Here's a simple rule of thumb worth keeping in mind about how California's budget is crafted: Not all tax dollars are created equal.
Now more than ever, voters have decided that billions of those dollars should make their way through Sacramento with hardly a single politician's fingerprints on them.
One example came last week, as state senators reviewed Gov. Jerry Brown's budget plan. Questions were raised at the hearing about why Brown is projecting a $1.6-billion deficit while putting a similar amount of money into the state's rainy-day reserve fund.
"We could pretty much say that funding the rainy-day fund is our deficit," said state Sen. John Moorlach (R-Costa Mesa).
Budget staffers then offered up a mini-course in voter mandates, saying that those amounts should be scored on different parts of the ledger.
"It's just not intuitive anymore," Legislative Analyst Mac Taylor told lawmakers at Tuesday's hearing about the rules for revenues. "Your budgetary calculations have gotten a lot more complicated."

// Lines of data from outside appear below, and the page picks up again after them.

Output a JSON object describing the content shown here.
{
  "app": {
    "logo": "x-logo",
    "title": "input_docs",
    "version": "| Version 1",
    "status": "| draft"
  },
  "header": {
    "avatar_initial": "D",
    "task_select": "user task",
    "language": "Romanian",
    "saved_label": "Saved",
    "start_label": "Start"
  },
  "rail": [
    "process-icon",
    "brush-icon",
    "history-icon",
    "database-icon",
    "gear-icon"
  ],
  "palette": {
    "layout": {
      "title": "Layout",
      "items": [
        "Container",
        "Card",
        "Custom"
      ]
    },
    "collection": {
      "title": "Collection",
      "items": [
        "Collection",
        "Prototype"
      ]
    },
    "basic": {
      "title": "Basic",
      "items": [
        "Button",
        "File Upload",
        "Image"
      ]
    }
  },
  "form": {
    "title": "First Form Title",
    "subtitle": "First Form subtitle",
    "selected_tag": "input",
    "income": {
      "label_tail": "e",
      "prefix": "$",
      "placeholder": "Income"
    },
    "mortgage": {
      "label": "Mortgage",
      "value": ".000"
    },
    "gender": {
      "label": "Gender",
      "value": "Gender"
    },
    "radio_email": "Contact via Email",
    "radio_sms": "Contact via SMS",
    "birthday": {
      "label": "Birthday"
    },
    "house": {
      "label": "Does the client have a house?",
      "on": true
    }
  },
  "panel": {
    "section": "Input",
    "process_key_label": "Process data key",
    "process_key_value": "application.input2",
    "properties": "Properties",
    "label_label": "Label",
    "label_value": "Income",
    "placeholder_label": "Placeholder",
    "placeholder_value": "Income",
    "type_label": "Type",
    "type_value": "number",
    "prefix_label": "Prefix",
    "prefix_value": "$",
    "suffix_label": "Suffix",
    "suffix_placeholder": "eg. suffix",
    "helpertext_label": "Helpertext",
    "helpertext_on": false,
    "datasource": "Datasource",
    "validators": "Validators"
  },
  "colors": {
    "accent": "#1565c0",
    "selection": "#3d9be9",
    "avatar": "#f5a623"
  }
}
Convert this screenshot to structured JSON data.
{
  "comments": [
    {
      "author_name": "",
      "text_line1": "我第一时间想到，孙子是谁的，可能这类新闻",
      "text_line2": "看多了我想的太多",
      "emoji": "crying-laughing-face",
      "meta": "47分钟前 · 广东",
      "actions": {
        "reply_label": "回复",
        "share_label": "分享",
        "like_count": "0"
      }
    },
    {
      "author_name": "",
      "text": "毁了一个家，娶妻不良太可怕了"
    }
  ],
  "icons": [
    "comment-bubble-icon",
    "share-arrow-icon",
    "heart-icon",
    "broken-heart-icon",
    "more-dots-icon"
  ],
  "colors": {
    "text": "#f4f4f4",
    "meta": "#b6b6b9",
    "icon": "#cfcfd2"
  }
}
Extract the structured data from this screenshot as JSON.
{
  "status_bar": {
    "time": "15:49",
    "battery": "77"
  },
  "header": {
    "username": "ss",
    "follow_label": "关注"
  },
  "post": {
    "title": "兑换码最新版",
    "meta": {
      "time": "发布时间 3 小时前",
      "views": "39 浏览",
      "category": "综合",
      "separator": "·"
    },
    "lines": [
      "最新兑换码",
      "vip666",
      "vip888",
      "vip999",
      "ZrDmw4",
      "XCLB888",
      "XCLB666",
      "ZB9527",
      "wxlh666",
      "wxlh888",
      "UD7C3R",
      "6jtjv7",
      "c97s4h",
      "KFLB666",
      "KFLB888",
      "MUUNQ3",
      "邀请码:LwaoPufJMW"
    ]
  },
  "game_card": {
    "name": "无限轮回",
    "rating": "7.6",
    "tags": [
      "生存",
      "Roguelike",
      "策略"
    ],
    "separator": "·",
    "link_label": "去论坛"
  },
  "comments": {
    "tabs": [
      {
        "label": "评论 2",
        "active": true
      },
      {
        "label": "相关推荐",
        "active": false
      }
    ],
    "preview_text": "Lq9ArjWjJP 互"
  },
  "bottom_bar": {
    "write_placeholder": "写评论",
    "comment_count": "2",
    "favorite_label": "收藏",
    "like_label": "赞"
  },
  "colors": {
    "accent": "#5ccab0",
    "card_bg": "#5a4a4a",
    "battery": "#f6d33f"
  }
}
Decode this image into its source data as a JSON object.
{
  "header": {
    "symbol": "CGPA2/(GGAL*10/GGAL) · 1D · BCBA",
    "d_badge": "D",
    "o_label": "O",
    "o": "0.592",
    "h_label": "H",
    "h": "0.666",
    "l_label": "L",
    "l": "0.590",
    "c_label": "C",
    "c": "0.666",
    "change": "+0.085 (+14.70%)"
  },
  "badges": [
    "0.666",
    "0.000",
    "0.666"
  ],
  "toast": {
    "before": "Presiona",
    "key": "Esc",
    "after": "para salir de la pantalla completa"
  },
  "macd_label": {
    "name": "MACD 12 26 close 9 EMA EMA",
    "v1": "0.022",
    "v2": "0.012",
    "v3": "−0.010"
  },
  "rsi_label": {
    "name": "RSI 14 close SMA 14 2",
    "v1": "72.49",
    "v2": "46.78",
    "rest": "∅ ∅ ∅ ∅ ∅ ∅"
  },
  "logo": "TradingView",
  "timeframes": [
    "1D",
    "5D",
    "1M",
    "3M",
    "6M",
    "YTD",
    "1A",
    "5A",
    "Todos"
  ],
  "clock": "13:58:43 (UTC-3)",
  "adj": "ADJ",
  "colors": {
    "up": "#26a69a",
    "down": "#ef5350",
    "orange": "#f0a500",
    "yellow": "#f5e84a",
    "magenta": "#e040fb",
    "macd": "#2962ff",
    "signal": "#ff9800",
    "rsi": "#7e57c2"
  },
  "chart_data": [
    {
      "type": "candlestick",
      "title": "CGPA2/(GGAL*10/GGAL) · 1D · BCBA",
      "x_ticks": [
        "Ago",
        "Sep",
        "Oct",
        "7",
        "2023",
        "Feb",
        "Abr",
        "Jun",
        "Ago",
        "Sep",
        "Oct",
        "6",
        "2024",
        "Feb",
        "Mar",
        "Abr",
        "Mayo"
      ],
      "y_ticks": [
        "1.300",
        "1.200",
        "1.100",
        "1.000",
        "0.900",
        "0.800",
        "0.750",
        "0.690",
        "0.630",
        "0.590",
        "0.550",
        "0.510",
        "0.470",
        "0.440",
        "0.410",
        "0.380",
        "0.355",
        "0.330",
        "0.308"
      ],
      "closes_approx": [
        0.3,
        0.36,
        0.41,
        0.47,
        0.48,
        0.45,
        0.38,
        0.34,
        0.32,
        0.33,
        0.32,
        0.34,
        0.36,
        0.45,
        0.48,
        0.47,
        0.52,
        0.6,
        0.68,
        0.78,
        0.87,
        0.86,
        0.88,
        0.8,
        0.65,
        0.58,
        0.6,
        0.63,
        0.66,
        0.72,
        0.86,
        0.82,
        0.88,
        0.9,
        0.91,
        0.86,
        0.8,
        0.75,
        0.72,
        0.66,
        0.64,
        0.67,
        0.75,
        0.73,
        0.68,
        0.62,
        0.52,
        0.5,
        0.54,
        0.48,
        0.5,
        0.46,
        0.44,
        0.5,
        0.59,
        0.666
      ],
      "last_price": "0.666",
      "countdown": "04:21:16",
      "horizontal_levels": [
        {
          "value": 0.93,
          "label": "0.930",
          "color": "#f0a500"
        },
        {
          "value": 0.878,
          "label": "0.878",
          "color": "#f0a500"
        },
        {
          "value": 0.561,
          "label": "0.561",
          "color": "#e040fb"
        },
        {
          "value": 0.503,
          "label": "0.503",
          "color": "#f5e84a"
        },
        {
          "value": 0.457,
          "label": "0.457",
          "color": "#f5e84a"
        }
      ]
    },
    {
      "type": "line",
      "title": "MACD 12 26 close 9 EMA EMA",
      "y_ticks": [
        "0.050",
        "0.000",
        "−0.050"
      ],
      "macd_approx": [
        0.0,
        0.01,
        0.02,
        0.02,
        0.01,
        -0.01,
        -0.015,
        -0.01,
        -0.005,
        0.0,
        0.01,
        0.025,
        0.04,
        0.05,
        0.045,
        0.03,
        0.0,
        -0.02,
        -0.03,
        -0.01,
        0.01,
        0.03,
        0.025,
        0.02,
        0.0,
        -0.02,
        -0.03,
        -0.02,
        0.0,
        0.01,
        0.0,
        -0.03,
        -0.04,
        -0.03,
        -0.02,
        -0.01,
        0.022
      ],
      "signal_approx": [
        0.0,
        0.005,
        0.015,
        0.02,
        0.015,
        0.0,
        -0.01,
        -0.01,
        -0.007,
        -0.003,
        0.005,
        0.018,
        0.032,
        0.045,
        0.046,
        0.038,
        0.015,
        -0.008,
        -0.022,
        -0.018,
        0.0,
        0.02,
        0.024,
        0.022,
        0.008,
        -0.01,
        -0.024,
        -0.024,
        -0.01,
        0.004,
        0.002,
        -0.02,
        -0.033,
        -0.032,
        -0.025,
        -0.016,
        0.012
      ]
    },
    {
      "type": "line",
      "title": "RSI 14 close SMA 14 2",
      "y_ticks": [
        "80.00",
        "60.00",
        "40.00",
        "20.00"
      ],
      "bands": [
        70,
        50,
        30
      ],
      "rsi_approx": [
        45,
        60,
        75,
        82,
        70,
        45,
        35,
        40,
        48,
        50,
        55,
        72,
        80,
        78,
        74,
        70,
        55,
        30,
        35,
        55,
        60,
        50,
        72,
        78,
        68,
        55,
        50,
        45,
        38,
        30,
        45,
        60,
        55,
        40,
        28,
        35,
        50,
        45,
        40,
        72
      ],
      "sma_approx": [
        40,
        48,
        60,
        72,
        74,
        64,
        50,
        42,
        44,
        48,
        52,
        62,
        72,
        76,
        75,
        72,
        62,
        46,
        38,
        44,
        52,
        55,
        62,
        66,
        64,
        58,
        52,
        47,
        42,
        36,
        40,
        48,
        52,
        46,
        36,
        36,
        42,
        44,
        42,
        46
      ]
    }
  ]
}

For starters, the rules vary based on the tax revenues in question. Personal income taxes largely go to the all-purpose general fund, accounting for 69 cents of every dollar spent there. But a slice of income taxes paid by millionaires, about $1.9 billion this year, get diverted to a mental health services fund created by voters in 2004. Some of that money will also finance a $2-billion bond to help the homeless.
The remaining income tax revenues are then run through another mandatory filter, one put in place by voters in 2014. Proposition 2 will automatically set aside $2.3 billion this coming fiscal year. That amount is split between rainy-day cash reserves and payments on recession-era government debt.
But as Moorlach and others found out last week, they can't use that cash to erase the new deficit. Brown would need to declare a fiscal emergency, and his budget team made it pretty clear that a $1.6-billion deficit is more akin to a fire in the wastebasket than a reason to pull the alarm.
What else flows into the general fund? Corporate tax revenues, for one thing. So, too, do a portion of sales taxes — though they also benefit local governments. Alcohol taxes? General fund. Insurance tax revenues? General fund, in most cases.
Property taxes stay on the local level, though they can also offset some spending of state tax dollars. Gas taxes? There's not enough time or space to fully explain the labyrinth of swaps and transfers that govern the use of these dollars. Many of the rules were crafted during California's recession years.
Once all of the various pots of money are split up, lawmakers must honor yet another series of spending mandates. The most consequential of these control the level at which public school funding is set each year. Then there are the rules imposed by voters in November. Proposition 55, which extends current income tax rates on the wealthy, will earmark money for schools and healthcare. Proposition 56, the $2-per-pack of cigarettes boost in the state's tobacco tax, also earmarks money for healthcare spending.
Once the dust settles, California lawmakers have a smaller role in doling out tax dollars than might otherwise be expected. No doubt some voters applaud anything that clips the wings of politicians, but they shouldn't get angry when those same elected officials don't change course on government spending. In many cases, the state's voters already have their hands on the wheel.